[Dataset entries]
○ ○ ○ ○ ○
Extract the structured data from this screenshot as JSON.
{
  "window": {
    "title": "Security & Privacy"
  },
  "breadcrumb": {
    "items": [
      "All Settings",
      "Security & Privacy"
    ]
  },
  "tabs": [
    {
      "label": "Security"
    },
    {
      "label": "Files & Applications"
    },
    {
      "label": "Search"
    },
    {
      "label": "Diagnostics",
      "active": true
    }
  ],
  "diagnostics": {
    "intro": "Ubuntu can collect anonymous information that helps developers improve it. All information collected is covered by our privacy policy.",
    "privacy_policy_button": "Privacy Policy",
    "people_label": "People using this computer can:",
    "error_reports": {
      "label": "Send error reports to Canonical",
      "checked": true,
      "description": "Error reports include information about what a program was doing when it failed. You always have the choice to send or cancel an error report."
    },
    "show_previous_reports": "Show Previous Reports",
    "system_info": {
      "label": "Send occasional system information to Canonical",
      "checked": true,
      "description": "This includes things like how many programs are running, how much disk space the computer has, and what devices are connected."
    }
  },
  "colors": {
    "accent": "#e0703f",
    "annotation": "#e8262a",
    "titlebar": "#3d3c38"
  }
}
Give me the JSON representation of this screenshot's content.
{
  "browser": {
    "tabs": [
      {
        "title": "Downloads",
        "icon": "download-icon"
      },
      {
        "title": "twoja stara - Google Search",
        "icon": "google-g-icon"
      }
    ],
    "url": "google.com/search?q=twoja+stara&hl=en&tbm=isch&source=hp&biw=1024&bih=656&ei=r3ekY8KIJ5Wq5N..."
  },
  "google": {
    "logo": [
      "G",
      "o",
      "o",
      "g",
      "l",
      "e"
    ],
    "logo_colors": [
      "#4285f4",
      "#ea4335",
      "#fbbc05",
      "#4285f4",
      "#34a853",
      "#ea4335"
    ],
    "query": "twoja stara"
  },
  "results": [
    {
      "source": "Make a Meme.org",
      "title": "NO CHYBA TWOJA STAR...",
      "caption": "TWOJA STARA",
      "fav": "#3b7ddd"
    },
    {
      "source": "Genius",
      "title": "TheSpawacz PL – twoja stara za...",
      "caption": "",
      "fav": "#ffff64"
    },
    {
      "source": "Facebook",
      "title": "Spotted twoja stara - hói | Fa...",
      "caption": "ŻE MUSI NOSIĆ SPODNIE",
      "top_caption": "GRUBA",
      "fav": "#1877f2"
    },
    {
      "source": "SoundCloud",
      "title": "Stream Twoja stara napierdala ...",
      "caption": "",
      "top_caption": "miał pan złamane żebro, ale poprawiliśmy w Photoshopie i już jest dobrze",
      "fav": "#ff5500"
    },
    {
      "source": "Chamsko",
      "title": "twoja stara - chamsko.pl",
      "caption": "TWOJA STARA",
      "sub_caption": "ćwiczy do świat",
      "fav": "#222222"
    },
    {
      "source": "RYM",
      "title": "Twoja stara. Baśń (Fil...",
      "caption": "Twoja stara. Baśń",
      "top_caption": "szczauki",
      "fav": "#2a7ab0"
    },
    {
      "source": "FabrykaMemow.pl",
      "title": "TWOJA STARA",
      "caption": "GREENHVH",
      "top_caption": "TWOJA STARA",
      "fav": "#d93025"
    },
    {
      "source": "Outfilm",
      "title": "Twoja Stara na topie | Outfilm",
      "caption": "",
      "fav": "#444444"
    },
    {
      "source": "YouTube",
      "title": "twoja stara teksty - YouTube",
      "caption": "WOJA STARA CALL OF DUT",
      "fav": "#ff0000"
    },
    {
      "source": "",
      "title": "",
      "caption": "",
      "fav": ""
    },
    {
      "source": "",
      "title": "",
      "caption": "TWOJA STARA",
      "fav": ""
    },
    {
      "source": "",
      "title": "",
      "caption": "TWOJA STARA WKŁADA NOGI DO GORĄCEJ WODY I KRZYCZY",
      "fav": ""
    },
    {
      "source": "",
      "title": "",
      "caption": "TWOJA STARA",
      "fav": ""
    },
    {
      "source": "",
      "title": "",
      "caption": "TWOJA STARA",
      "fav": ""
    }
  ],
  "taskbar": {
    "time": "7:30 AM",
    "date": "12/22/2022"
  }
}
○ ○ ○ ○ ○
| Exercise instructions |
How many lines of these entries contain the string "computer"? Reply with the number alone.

| Expected output |
2